This Wednesday’s planned Judiciary Committee vote on the far-reaching cannabis reform legislation (the MORE Act)—which hasn’t yet been officially listed but is expected to be announced on Monday according to Marijuana Moment who first reported on this story—comes about two months after the full House overwhelmingly approved a bipartisan bill to increase cannabis businesses’ access to banks.
On September 18, 2019, Congressman Ben Ray Lujan (D-NM), the Assistant Speaker of the House cosponsored the Marijuana Opportunity, Reinvestment, and Expungement (MORE) Act, HR 3884, which would end the prohibition of cannabis and creates a pathway for states to implement their own reforms, and introduced legislation, the Remove Cannabis from Deportable Offenses Act to end the practice of deporting immigrants for cannabis-related offenses. Congressman Ben Ray Lujan joins Representative Debra A. Haaland, who also is sponsoring the MORE Act.
Link to the MORE Act: https://www.congress.gov/bill/116th-congress/house-bill/3884/text
Upon introduction, Assistant Speaker Lujan said “The Trump administration’s decision to use marijuana as a weapon against our immigrant communities is despicable. The federal government should not be wasting resources to wreak havoc on immigrant families when there are children held in border camps that are desperate for legal services, hygiene products, and basic humanitarian care.
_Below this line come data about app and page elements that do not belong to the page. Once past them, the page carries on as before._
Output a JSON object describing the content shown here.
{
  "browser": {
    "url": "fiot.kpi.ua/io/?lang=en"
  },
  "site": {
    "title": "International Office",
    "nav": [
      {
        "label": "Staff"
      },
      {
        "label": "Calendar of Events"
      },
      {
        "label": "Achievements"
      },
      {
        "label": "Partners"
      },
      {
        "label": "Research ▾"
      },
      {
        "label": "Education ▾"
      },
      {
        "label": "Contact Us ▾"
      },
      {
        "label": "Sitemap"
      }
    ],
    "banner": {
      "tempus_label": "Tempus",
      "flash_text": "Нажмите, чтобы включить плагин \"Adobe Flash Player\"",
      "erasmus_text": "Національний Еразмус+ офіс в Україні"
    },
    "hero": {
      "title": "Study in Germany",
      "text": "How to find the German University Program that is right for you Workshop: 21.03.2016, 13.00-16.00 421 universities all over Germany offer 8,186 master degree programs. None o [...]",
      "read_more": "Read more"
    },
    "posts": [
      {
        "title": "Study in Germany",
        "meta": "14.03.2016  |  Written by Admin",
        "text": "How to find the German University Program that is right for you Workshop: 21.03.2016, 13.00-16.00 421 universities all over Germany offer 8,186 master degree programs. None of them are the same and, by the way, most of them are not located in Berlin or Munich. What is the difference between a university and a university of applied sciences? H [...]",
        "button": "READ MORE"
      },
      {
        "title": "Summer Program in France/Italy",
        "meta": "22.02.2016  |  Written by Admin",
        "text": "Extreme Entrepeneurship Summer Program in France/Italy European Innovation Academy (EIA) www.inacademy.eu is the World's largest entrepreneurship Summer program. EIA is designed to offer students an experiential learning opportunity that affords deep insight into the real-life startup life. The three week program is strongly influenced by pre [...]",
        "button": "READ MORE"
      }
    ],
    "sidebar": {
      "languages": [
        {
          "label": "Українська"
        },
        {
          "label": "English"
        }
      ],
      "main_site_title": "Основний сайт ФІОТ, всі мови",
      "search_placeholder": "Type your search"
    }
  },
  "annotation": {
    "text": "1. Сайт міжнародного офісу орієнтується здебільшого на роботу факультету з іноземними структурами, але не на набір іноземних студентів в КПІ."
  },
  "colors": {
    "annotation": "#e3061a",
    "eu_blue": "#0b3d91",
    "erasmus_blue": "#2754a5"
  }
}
Providing care for these children and families should be where the Trump administration devotes its funding – not working as a deportation force.”
Luján is also a co-sponsor of the SAFE Banking Act of 2019, introduced by Rep. Ed Perlmutter (D-Colo.), which would allow marijuana dispensaries to access banking services.
There are 33 legal medical cannabis states & DC, 11 states and Washington DC have legalized cannabis for adult-use, and dozens more have passed laws decriminalizing its possession and use, including New Mexico. Despite this, federal law enforcement continues to use minor cannabis-related infractions as justification to deport otherwise law-abiding immigrants and their families.
The MORE Act addresses many of the issues stemming from cannabis prohibition, but it does not offer remedies for every issue. Instead, it takes a somewhat hands-off approach, leaving most regulatory questions up to the states.
Under the MORE Act, cannabis would be completely removed from the Controlled Substances Act, which currently classifies cannabis as a Schedule I drug. Schedule I is the most restrictive category, supposedly reserved only for the most deadly and addictive drugs that have no accepted medical use. With cannabis off federal scheduling, individual states can decide for themselves how they’ll reform their cannabis laws, if they reform them at all.
Additionally, the MORE Act is the first piece of federal legislation that would establish social equity programs for cannabis entrepreneurs, and it would enact wholesale expungements of prior low-level weed offenses for federal convicts. Convicts currently serving time in federal prisons for cannabis violations would receive reductions to their sentences, too.
On the business end, the MORE Act also sets a 5 percent federal tax on all cannabis sales. That’s it. There is no overly-complex, tiered taxation system that unfairly gouges cannabis consumers and companies, like what those seen in California or Colorado. The excise taxes collected would go toward regulatory oversight, funding expungements and resentencing procedures, and researching how legal cannabis will affect the population at large.
By cosponsoring the MORE Act, Assistant Speaker Lujan becomes the most senior member of the House of Representatives to endorse legislation to end federal cannabis criminalization.